[Task data — start]

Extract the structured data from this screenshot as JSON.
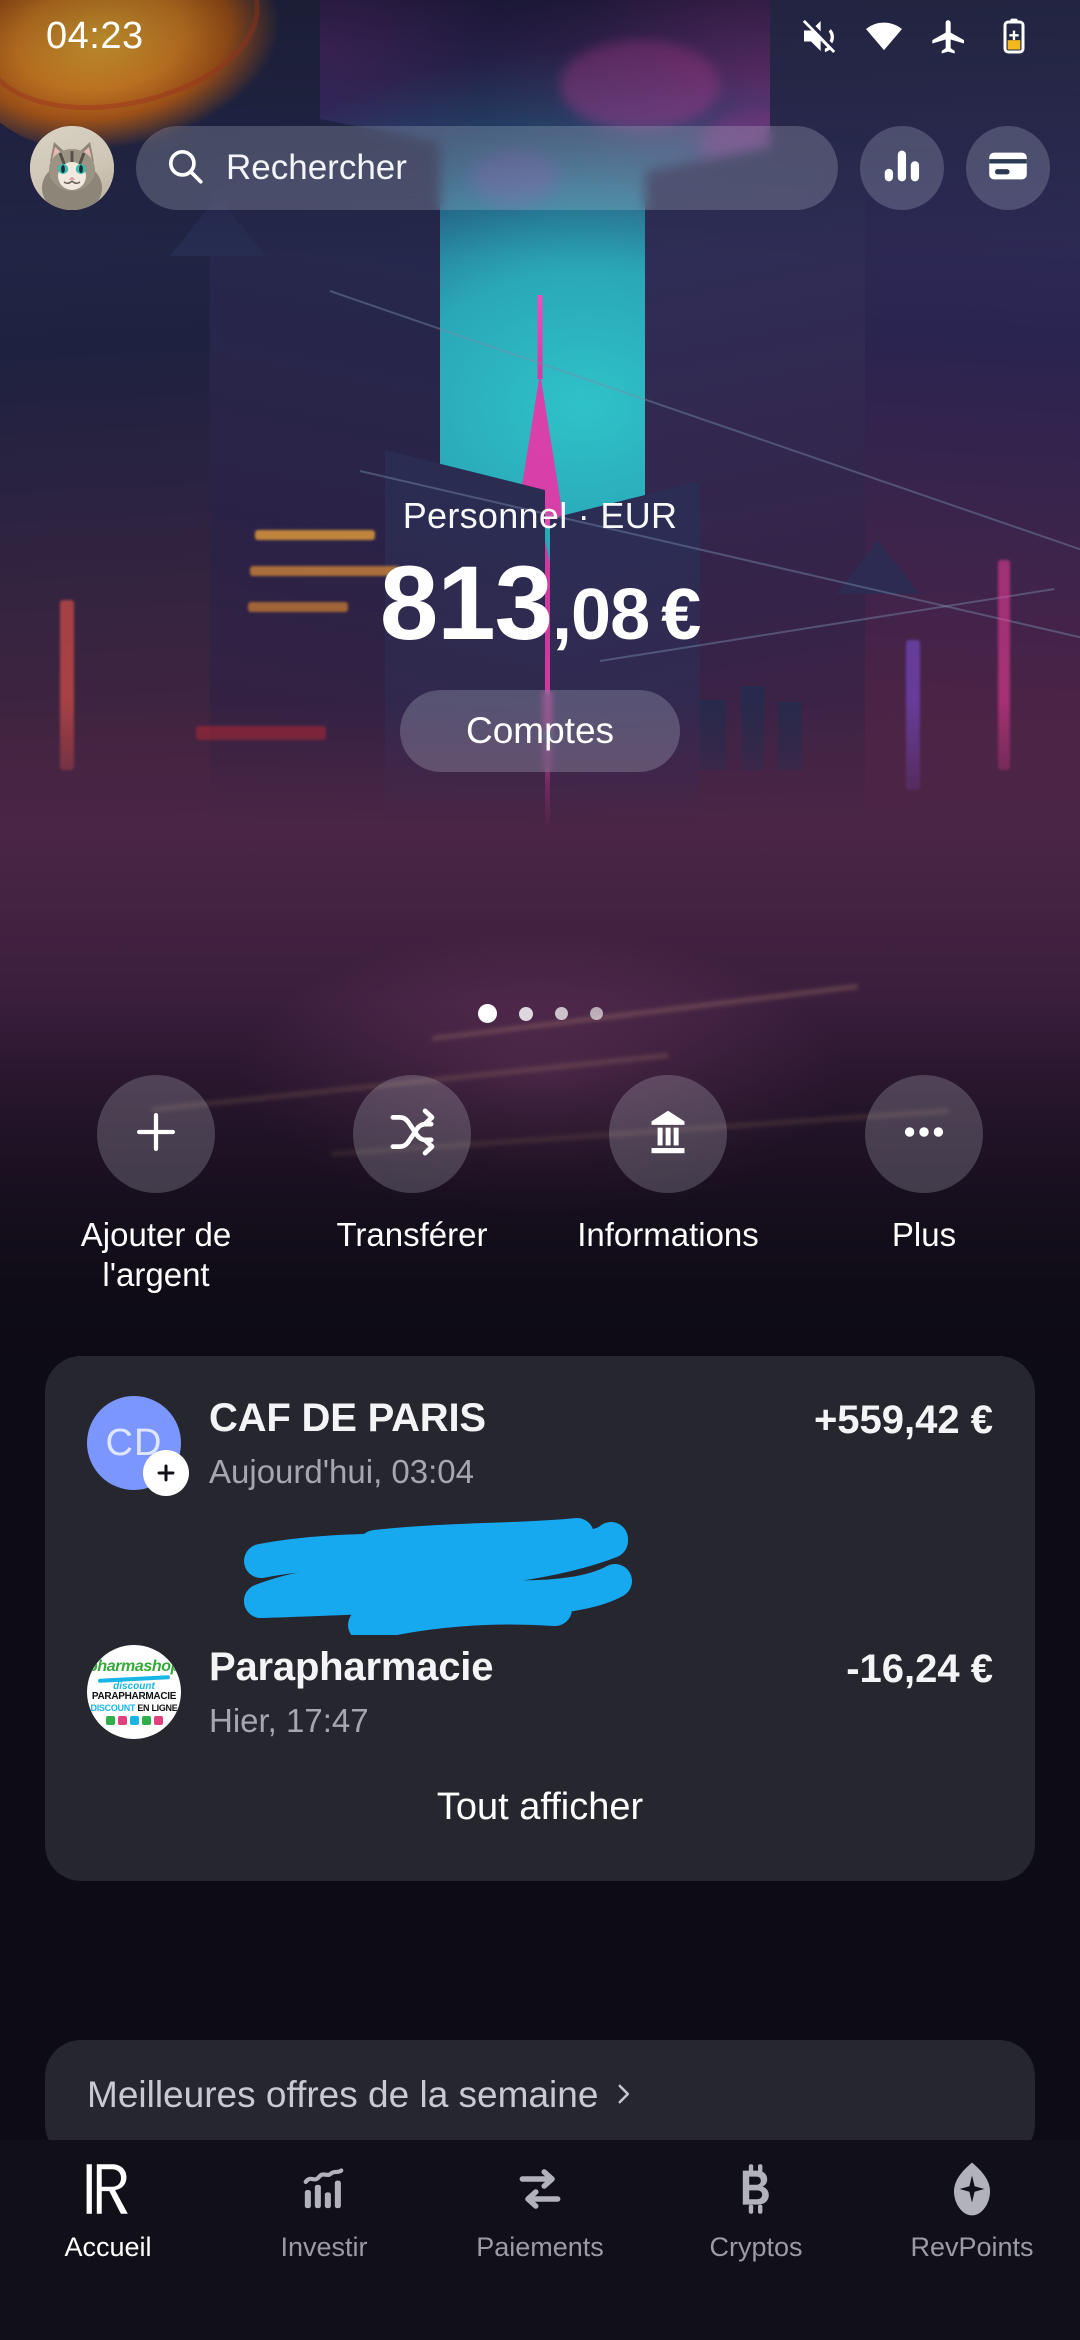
{
  "status_bar": {
    "time": "04:23",
    "icons": [
      "sound-off-icon",
      "wifi-icon",
      "airplane-mode-icon",
      "battery-saver-icon"
    ]
  },
  "header": {
    "avatar_name": "cat-avatar",
    "search": {
      "placeholder": "Rechercher",
      "icon": "search-icon"
    },
    "analytics_button": {
      "icon": "analytics-bars-icon"
    },
    "cards_button": {
      "icon": "credit-card-icon"
    }
  },
  "balance": {
    "account_label": "Personnel · EUR",
    "amount_integer": "813",
    "amount_decimal": ",08",
    "currency_symbol": "€",
    "accounts_button": "Comptes",
    "pager": {
      "total": 4,
      "active_index": 0
    }
  },
  "actions": [
    {
      "label": "Ajouter de l'argent",
      "icon": "plus-icon"
    },
    {
      "label": "Transférer",
      "icon": "shuffle-arrows-icon"
    },
    {
      "label": "Informations",
      "icon": "bank-building-icon"
    },
    {
      "label": "Plus",
      "icon": "ellipsis-icon"
    }
  ],
  "transactions": {
    "items": [
      {
        "name": "CAF DE PARIS",
        "subtitle": "Aujourd'hui, 03:04",
        "amount": "+559,42 €",
        "avatar_type": "initials",
        "initials": "CD",
        "badge": "plus-icon",
        "redacted": true
      },
      {
        "name": "Parapharmacie",
        "subtitle": "Hier, 17:47",
        "amount": "-16,24 €",
        "avatar_type": "logo",
        "logo": {
          "line1": "pharmashop",
          "line2": "discount",
          "line3": "PARAPHARMACIE",
          "line4_a": "DISCOUNT",
          "line4_b": "EN LIGNE"
        }
      }
    ],
    "show_all_label": "Tout afficher"
  },
  "offers": {
    "title": "Meilleures offres de la semaine",
    "chevron": "chevron-right-icon"
  },
  "bottom_nav": [
    {
      "label": "Accueil",
      "icon": "revolut-r-icon",
      "active": true
    },
    {
      "label": "Investir",
      "icon": "investing-chart-icon",
      "active": false
    },
    {
      "label": "Paiements",
      "icon": "transfer-arrows-icon",
      "active": false
    },
    {
      "label": "Cryptos",
      "icon": "bitcoin-icon",
      "active": false
    },
    {
      "label": "RevPoints",
      "icon": "revpoints-diamond-icon",
      "active": false
    }
  ],
  "colors": {
    "card_bg": "#26262f",
    "page_bg": "#0d0b14",
    "nav_bg": "#110f18",
    "accent_avatar": "#7b97ff",
    "redaction": "#17a9f0",
    "text_primary": "#f4f4f6",
    "text_secondary": "#a6a6ae"
  }
}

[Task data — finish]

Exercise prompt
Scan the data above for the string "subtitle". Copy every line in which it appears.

Your solution
        "subtitle": "Aujourd'hui, 03:04",
        "subtitle": "Hier, 17:47",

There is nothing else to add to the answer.